**Task description**. Among these records, which lines include "Samsung"? Copy them out.

**Data under study**.

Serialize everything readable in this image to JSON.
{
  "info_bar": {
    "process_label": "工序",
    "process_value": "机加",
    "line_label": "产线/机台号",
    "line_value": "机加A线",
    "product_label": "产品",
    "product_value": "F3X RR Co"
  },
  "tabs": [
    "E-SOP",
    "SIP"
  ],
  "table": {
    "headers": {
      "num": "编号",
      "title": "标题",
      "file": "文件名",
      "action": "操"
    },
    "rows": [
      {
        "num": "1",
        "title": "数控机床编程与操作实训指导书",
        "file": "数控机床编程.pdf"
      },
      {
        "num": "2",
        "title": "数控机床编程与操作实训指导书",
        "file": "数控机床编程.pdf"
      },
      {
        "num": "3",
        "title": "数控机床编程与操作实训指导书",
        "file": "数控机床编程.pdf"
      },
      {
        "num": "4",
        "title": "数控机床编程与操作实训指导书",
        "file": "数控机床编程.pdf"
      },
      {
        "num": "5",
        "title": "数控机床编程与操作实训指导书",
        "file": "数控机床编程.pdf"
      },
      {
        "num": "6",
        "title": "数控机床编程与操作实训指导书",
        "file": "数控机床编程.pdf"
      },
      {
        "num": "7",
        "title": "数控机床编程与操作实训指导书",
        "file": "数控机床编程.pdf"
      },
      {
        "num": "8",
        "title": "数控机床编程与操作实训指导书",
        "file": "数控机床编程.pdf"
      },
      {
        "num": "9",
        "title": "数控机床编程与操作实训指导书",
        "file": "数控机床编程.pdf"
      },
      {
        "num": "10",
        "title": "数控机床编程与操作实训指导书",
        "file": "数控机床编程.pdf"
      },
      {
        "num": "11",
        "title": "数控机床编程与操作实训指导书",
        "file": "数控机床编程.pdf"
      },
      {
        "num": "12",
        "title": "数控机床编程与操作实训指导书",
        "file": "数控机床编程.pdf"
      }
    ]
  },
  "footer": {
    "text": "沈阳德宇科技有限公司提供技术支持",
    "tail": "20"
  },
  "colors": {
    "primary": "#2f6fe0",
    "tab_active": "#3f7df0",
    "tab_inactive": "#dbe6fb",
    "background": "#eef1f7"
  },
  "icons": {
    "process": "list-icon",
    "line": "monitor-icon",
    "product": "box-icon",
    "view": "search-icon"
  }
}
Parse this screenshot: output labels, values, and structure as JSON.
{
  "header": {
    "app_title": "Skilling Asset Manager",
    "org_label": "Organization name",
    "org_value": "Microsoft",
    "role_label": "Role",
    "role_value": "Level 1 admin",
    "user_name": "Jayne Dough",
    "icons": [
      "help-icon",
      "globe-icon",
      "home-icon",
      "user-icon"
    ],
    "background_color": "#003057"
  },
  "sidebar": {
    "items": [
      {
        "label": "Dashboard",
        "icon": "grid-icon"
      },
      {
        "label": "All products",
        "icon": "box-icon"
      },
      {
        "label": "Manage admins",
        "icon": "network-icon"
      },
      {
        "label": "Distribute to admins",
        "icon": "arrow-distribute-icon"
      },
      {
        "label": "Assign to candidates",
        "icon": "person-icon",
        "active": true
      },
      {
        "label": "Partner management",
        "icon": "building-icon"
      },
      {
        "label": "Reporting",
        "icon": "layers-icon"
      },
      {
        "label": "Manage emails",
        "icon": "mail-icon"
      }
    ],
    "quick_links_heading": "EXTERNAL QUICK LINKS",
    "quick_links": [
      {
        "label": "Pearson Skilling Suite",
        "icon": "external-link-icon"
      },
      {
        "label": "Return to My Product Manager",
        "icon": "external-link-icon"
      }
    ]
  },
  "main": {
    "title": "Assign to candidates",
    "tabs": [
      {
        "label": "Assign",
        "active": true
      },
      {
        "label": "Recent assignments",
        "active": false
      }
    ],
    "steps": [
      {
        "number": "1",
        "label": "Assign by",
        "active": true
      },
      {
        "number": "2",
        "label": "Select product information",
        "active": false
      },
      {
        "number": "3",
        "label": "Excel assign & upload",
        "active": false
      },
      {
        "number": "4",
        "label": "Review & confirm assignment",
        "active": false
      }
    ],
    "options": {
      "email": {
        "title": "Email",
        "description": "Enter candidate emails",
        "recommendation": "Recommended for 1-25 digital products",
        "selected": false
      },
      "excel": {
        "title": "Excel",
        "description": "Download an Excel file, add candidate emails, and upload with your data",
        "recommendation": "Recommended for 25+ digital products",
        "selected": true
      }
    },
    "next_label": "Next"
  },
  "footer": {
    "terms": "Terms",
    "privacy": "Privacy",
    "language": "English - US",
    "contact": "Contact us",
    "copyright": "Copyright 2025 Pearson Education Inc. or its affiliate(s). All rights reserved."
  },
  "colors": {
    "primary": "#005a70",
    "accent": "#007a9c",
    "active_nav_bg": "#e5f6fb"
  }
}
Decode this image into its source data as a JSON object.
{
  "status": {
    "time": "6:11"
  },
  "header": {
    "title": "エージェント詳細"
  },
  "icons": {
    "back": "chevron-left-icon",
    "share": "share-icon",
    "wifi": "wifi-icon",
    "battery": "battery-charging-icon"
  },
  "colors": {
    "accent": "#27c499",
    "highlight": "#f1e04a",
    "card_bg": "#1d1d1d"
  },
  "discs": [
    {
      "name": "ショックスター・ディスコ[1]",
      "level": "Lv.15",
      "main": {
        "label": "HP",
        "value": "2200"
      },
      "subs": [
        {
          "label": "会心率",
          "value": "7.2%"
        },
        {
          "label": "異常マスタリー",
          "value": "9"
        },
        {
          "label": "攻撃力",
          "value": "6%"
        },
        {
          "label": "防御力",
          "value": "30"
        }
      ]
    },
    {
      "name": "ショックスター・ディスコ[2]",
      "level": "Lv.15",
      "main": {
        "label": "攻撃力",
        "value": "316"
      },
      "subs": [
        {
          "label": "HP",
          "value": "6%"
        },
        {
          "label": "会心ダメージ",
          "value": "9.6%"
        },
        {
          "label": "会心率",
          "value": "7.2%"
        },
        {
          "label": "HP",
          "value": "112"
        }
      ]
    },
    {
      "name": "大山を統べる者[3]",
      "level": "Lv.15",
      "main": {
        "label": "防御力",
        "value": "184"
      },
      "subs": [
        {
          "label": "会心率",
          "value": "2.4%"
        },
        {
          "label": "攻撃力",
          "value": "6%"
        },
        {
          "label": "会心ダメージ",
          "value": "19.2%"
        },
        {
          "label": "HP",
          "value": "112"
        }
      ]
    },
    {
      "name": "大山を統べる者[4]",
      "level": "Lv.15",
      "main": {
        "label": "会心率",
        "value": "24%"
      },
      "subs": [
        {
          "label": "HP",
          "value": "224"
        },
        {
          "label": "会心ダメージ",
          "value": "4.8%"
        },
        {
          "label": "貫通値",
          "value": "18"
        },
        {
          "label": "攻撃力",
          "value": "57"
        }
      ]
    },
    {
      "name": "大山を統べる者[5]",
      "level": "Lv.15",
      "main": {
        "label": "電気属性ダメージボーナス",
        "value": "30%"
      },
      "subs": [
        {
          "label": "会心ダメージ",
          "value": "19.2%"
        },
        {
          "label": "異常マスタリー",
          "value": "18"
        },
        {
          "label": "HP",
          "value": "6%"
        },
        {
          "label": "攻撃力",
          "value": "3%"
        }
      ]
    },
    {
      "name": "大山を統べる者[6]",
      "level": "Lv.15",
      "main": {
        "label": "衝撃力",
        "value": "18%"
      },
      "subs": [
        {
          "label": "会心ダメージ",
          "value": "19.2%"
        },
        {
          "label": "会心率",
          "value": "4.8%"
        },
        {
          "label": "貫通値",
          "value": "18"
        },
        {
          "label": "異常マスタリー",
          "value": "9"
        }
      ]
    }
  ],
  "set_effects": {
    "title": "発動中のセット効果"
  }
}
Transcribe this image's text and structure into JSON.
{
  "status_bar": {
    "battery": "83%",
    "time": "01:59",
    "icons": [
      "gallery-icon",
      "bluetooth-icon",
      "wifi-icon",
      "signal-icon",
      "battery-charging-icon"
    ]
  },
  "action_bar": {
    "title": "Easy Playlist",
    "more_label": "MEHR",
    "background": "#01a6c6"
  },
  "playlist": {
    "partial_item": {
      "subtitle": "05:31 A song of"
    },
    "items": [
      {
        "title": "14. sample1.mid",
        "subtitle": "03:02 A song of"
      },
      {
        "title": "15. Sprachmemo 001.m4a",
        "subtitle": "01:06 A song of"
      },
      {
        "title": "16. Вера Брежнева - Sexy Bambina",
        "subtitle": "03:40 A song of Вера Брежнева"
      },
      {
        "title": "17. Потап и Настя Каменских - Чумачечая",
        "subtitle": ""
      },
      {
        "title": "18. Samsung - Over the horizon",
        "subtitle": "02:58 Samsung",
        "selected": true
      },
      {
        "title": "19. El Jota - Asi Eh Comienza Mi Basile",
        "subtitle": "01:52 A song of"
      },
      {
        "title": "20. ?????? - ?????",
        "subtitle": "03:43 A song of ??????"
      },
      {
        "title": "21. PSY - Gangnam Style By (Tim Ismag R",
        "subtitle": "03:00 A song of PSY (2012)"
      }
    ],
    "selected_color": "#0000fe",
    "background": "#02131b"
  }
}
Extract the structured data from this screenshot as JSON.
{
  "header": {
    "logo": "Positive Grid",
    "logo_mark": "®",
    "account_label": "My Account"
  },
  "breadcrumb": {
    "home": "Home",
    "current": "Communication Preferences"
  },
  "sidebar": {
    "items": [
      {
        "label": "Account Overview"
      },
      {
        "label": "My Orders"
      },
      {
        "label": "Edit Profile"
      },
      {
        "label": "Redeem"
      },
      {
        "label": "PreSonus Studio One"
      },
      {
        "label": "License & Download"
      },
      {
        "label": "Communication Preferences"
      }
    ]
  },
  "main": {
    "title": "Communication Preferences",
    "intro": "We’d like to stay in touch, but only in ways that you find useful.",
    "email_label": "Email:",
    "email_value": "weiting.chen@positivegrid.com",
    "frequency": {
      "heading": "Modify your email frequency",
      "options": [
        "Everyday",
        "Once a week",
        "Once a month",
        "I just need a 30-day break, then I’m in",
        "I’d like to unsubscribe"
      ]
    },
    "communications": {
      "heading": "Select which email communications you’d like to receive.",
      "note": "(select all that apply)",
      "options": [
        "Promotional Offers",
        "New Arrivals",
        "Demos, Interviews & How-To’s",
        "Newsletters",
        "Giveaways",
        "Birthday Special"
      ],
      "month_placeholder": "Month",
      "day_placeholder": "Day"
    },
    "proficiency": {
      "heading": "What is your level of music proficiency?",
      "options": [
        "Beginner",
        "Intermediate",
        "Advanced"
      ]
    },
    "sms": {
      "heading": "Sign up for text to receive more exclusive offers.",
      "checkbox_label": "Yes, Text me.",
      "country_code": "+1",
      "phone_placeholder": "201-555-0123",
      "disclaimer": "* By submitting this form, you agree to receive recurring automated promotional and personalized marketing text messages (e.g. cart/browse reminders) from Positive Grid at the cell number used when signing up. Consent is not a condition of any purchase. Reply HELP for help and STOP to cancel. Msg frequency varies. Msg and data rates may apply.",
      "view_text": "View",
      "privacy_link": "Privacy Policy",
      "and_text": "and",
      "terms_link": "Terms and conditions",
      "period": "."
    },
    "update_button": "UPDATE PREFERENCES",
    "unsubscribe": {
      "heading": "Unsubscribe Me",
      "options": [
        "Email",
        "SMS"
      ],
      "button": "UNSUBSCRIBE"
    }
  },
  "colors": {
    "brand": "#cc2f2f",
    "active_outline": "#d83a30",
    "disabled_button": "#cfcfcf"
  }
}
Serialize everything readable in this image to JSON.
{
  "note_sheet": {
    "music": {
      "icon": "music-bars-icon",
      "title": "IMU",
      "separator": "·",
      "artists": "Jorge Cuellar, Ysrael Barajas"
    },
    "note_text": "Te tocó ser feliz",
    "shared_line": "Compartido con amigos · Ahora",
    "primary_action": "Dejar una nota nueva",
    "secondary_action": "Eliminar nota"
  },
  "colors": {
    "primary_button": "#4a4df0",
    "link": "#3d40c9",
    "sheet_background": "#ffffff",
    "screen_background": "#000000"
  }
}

**Completed task**.
        "title": "18. Samsung - Over the horizon",
        "subtitle": "02:58 Samsung",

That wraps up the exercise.